→ Records for the task
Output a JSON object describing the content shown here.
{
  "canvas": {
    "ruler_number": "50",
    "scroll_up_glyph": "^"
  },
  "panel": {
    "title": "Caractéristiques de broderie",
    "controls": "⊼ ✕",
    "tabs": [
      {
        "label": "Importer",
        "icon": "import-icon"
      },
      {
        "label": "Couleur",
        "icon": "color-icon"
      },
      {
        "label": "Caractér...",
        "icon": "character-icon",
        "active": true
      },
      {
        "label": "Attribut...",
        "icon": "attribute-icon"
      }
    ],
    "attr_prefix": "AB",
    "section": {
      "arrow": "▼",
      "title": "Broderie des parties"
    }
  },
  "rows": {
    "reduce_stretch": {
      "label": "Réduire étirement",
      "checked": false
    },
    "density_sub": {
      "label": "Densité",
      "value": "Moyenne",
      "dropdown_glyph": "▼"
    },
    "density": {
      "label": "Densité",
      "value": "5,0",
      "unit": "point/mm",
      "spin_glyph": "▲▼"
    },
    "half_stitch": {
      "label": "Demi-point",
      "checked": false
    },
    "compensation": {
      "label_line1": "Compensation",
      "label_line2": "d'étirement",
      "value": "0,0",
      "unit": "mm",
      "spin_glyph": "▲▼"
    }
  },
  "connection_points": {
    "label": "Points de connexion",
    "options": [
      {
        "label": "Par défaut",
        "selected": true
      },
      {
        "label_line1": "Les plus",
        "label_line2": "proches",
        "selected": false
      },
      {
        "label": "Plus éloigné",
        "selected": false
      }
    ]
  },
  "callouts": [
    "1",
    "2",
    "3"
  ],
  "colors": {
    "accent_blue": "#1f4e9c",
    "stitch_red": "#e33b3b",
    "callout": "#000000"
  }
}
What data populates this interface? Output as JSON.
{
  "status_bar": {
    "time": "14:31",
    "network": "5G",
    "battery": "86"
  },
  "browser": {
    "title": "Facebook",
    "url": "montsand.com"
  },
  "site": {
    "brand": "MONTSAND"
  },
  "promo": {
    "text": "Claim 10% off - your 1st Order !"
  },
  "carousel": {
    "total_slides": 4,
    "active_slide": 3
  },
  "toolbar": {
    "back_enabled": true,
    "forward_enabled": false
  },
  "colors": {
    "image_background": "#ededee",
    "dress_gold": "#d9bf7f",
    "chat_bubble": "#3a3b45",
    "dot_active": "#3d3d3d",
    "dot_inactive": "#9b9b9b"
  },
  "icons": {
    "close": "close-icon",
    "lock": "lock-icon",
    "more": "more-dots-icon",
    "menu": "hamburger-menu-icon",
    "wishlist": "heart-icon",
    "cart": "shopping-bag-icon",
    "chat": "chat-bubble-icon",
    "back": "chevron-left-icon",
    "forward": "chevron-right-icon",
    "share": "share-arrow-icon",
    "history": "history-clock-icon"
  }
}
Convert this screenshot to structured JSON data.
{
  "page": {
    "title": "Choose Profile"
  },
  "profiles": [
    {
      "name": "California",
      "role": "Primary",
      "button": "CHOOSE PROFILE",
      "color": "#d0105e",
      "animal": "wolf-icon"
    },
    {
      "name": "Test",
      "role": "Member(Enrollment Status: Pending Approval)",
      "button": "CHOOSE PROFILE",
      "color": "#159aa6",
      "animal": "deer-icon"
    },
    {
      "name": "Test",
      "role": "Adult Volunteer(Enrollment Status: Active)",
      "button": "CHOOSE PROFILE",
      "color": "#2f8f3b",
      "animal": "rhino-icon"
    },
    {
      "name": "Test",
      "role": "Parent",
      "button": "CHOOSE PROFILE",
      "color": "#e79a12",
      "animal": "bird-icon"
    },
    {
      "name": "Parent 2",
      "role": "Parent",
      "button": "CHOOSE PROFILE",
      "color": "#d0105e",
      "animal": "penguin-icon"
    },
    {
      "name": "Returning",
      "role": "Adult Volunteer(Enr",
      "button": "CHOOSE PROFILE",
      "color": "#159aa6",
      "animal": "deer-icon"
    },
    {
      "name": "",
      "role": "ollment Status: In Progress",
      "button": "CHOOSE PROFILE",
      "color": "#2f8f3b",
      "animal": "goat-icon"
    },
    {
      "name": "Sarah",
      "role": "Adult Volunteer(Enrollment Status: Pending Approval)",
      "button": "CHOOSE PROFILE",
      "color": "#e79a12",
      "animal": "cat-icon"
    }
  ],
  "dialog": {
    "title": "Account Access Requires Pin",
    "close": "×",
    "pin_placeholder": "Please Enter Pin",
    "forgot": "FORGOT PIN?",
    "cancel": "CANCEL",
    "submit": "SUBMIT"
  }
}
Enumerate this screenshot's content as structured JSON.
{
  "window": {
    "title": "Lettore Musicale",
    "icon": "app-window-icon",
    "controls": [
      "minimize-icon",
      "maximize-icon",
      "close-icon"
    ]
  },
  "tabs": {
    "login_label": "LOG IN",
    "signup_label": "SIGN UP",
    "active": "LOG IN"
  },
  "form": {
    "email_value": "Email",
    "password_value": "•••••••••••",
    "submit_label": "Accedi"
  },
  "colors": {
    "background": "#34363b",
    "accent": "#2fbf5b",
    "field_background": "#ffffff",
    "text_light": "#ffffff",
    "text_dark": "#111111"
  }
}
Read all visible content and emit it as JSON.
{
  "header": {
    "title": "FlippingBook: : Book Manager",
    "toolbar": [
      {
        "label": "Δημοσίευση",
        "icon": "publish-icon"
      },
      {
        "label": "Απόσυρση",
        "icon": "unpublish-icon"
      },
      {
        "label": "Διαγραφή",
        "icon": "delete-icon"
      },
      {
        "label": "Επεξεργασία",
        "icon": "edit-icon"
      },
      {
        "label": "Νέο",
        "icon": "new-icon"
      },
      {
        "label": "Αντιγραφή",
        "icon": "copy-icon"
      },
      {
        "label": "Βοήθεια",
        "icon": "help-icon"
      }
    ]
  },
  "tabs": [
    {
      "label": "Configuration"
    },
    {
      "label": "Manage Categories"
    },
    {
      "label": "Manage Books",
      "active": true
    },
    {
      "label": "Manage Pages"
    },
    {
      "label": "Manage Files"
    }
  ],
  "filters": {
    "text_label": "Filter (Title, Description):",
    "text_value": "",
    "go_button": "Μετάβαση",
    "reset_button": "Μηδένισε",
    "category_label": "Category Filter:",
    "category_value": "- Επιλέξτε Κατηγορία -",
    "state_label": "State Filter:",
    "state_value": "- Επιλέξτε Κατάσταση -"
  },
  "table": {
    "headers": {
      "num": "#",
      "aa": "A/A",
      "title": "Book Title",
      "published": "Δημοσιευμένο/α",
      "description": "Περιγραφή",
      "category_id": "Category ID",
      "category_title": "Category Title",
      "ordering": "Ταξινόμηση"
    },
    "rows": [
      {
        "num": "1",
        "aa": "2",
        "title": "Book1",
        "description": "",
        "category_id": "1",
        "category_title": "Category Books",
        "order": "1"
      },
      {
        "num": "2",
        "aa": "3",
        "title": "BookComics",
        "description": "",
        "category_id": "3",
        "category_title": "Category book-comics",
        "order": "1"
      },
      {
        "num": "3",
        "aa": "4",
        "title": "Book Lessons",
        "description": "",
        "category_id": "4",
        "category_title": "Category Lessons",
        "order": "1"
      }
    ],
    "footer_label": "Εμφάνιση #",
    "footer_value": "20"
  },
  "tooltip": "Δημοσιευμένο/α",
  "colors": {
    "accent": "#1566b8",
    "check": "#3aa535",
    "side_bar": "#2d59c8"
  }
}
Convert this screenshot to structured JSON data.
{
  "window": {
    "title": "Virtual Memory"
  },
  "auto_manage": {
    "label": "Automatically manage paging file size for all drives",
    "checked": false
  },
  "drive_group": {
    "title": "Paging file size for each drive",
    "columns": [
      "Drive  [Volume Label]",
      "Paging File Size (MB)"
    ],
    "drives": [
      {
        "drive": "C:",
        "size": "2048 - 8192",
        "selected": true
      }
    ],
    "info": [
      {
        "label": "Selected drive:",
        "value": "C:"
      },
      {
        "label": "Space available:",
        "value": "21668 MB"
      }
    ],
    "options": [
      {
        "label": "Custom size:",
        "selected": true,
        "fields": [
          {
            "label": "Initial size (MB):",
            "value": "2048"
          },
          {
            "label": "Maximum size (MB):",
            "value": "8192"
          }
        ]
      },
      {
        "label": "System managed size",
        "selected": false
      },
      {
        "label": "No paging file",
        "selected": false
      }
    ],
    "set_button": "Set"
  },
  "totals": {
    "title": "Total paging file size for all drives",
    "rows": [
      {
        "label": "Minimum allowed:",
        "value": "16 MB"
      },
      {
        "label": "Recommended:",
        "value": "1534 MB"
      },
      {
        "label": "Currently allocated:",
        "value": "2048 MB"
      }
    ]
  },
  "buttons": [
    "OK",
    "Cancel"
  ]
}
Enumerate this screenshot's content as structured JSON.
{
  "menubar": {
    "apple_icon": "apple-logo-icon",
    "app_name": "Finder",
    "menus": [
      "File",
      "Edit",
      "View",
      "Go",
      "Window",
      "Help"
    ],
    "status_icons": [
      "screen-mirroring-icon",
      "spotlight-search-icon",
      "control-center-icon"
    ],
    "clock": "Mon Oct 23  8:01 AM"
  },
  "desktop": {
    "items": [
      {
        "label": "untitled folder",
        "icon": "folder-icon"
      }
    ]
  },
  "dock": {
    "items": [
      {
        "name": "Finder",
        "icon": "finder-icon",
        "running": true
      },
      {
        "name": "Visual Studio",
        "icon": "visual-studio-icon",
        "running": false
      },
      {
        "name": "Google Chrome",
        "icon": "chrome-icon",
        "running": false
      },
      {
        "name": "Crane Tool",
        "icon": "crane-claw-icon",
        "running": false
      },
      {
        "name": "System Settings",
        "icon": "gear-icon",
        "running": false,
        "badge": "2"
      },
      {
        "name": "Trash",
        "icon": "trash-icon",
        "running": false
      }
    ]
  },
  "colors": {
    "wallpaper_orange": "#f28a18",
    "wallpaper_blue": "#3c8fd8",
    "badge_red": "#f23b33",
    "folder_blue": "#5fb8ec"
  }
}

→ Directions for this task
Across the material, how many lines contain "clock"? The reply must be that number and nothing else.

→ Response to this exercise
2